Jones is a new hire at Zephyr Holdings, a company in Seattle. His very first task upon arriving at the office is to find out who ate his boss’s donut. From there, Jones begins a quest to find out exactly what it is this company he works for does. I mean, what is their business. The answer is both surprising and a bit unsettling.
Company is the third book I’ve read by Max Barry (Jennifer Government and Syrup being the other two). Company follows right on the heels of the others, exploring the relationship between the corporate world and everyday life. In Company, Barry focuses on the employees, the worker-bees in any corporation, and their role in the company’s successes and failures. In particular, he examines how the different aspects of the company — marketing, IT, procurement, etc — work together — or don’t — for the betterment of the company. But, he also explores how corporate culture demands personal sacrifice from the employees in order to maximize corporate success.

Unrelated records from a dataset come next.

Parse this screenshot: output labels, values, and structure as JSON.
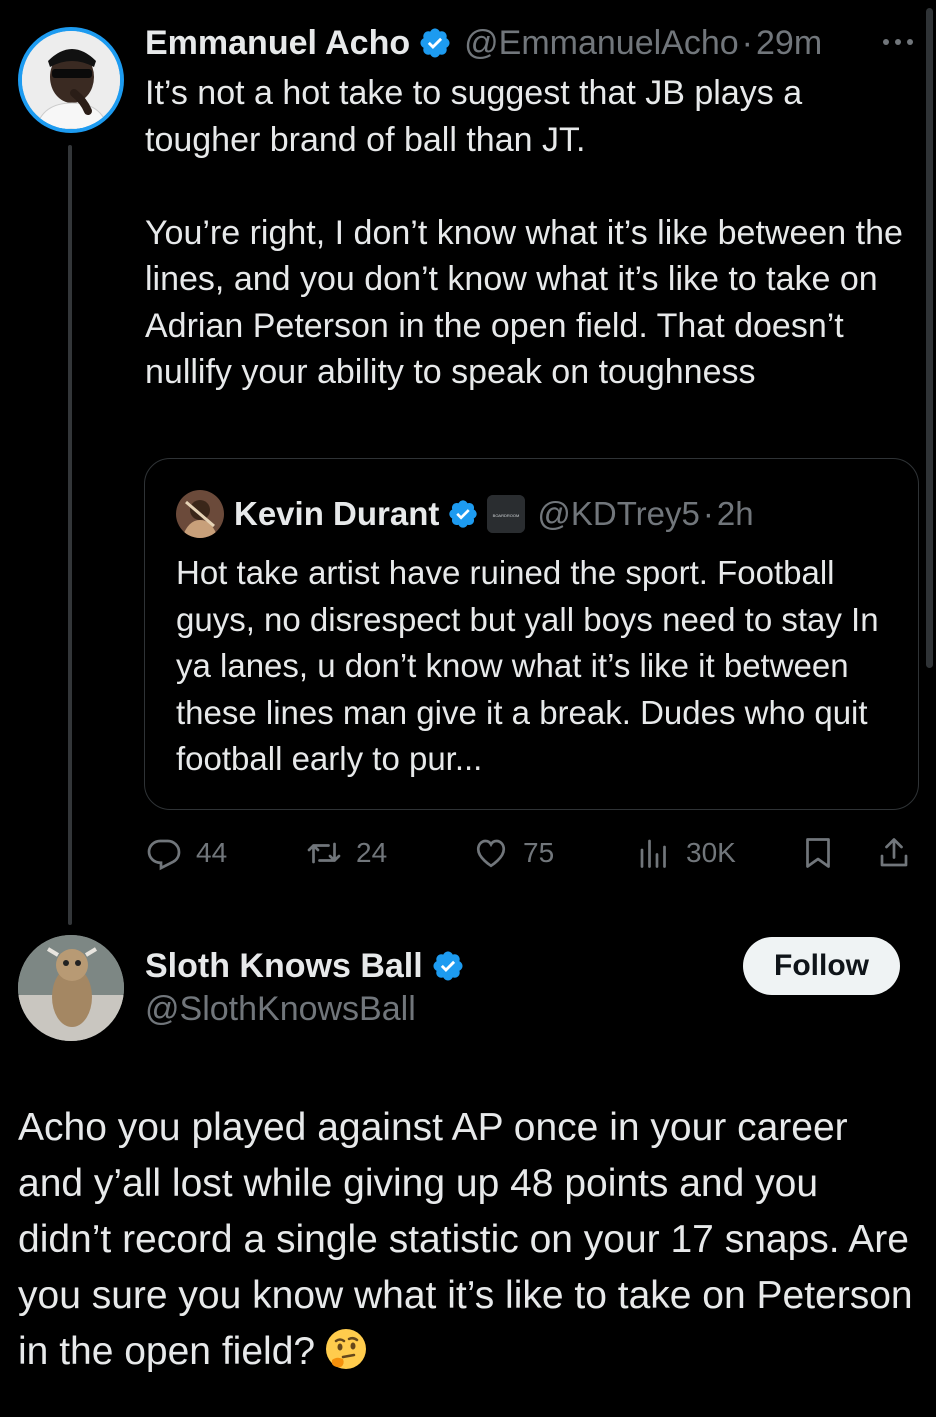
{
  "main_tweet": {
    "display_name": "Emmanuel Acho",
    "handle": "@EmmanuelAcho",
    "separator": "·",
    "time": "29m",
    "more_icon": "more-horizontal-icon",
    "text": "It’s not a hot take to suggest that JB plays a tougher brand of ball than JT.\n\nYou’re right, I don’t know what it’s like between the lines, and you don’t know what it’s like to take on Adrian Peterson in the open field. That doesn’t nullify your ability to speak on toughness",
    "quoted_tweet": {
      "display_name": "Kevin Durant",
      "affiliate_badge_text": "BOARDROOM",
      "handle": "@KDTrey5",
      "separator": "·",
      "time": "2h",
      "text": "Hot take artist have ruined the sport. Football guys, no disrespect but yall boys need to stay In ya lanes, u don’t know what it’s like it between these lines man give it a break. Dudes who quit football early to pur..."
    },
    "actions": {
      "replies": "44",
      "reposts": "24",
      "likes": "75",
      "views": "30K"
    }
  },
  "reply_tweet": {
    "display_name": "Sloth Knows Ball",
    "handle": "@SlothKnowsBall",
    "follow_label": "Follow",
    "text": "Acho you played against AP once in your career and y’all lost while giving up 48 points and you didn’t record a single statistic on your 17 snaps. Are you sure you know what it’s like to take on Peterson in the open field?",
    "emoji": "thinking-face-emoji"
  },
  "colors": {
    "background": "#000000",
    "text": "#e7e9ea",
    "muted": "#71767b",
    "verified": "#1d9bf0",
    "border": "#2f3336"
  }
}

Barry explores corporate culture by taking it to absurd extremes — or, at least, I hope he does. I can’t imagine working in an environment that he describes. At the same time, while reading Company, I couldn’t help but think that “that’s a lot like where I work.” For example, regarding the different organizations in the company and their relationships to one another, I’ve often thought that there must be someone where I work who’s sole job is to make up new forms, just so I have new ones to fill out. Not because it leads to more productivity, or makes it easier to do my job, but just because. Just because someone has a job to make forms.
By lampooning corporate culture, Barry exposes some of the trends that are really disturbing once you think about them. I won’t go into details because I think it would spoil the plot, but suffice it to say that by painting corporate life in an absurd extreme, Barry offers insight into just how corporate culture is affecting us, both as individuals and as a society.
I really enjoyed the novel and highly recommend it, both for its entertainment value and its perspective on our market-driven society. I’d really like to hear what people who are in large, multinational corporations think about this book. Barry himself used to work at HP. Any HPeons out there willing to give their thoughts?